“The land is so barren and the passes so high, that only the fiercest of enemies and the best of friends want to visit us.”
-Slogan at Army’s Siachen Base Camp
Siachen the coldest and highest battlefield in the world has been a courageous show of the Indian defense forces for more than three decades. Siachen deployments starts from 12000 feet and goes up to the height of 22000 feet. `Siachen` means `the place of wild roses`, a reference some people attribute to the abundance of Himalayan wildflowers found in the valleys below the glacier, but specifically refers to the thorny wild plants which grow on the rocky outcrops. Siachen is known as prime example of mountain warfare. The roots of the conflict over Siachen lie in the non-demarcation of the cease-fire line on the map beyond a map coordinate known as NJ9842. The 1949 Karachi agreement and the 1972 Shimla Agreement presumed that it was not feasible for human habitation to survive north of NJ9842. Prior to 1984 neither India nor Pakistan had any permanent presence in the area.

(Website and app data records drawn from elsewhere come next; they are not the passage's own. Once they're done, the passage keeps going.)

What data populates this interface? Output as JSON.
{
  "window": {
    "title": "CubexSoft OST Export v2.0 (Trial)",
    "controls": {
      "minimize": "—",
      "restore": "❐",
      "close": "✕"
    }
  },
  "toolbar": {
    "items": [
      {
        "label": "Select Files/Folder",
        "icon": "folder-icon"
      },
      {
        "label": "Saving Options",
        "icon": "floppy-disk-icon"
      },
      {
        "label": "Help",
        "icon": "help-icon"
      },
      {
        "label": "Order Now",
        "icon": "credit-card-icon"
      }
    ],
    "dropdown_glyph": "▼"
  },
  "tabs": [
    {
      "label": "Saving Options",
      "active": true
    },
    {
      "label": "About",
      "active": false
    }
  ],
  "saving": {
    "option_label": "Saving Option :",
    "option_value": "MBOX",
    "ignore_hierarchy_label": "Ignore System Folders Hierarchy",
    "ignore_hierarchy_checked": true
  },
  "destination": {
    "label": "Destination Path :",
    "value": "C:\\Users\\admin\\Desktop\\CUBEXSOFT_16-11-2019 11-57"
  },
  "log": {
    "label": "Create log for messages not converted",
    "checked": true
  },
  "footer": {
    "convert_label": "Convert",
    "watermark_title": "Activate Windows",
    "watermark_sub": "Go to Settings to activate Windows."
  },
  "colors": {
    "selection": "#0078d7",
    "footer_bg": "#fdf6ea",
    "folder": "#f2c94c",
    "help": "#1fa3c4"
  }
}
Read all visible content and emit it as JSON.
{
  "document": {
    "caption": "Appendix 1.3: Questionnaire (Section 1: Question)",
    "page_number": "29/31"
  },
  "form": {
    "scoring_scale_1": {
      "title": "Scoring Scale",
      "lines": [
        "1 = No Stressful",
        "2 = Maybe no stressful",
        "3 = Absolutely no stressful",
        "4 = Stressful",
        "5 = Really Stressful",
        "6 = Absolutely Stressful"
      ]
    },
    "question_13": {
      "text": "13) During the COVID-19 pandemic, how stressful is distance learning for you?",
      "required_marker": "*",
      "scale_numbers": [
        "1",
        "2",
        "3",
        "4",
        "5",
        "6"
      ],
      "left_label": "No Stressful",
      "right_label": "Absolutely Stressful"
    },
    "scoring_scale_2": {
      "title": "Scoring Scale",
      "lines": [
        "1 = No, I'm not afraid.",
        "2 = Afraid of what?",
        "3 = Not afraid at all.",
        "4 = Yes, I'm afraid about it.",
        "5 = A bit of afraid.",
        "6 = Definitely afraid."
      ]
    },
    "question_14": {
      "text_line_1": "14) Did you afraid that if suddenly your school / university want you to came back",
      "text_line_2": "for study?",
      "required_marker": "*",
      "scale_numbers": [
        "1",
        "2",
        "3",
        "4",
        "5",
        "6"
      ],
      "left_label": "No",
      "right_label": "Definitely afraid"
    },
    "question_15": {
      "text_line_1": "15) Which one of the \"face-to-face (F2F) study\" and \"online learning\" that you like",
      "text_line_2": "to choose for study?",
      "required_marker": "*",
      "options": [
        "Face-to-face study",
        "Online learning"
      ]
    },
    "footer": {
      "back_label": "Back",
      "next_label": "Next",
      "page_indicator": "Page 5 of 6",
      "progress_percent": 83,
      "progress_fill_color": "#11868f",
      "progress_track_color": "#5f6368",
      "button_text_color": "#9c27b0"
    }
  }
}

Siachen is known for its tough terrain and harsh weather conditions making human habitation almost next to impossible. Enemy at Siachen is not so much an entity armed with rifles and guns across the Actual Ground Position Line — no fire has been exchanged between Indians and Pakistanis in more than a dozen years here — but nature, the atmosphere, snow, mountains, and the isolation, the mind, and one’s own body. Despite all odds Indian armed forces have shown their metal braving all difficulties and able to maintain the security of the region. Siachen’s posts are strategically crucial for Indian defense establishment and India’s own security.
Recent event of avalanche in Siachen has cost a life of our brave heroes. In this tragic accident ten of our soldiers were martyred. Lance Naik Hanumanthappa Koppad was amongst them. Lance Naik Hanumanthappa was the brave hero from 19 Madras battalion which was deployed at Northern Glacier, the toughest tour of duty at Siachen, only recently, and all its men were still not fully acclimatized for heights above 18,000 feet. Avalanche was struck on Feb 3 at early morning at Sonam post and was known to the establishment only after five to six hours. After receiving inputs of accident many Avalanche Recovery Team (ART) were sent for Sonam post from nearby posts.After intense search for six days rescuers have heard the Hanumanthappa’s voice rang out on radio, from 35 feet under. It was a very brief message, but to the men on mission, it was a lifeline.
This rescue mission had used over 200 helicopter sorties, specialised digging and boring equipment, like rock drills, electrical saws and earth augurs,and even avalanche rescue dogs Dot and Misha were brought to the site. On february 8 evening,at around 5 pm, on the sixth day of mission rescuers picked up another signal of body heat and a radio set. Renewed efforts were put in place to get to the signal site. At around 7.30 in the evening Hanumanthappa was found, severely dehydrated, hypothermic, hypoxic, hypoglycemic and in state of shock. He was immediately airlifted to Delhi’s Research and Referral hospital where he fought another fight as a hero but finally succumbed to injuries.
We pray for the departed soul to be rest in peace.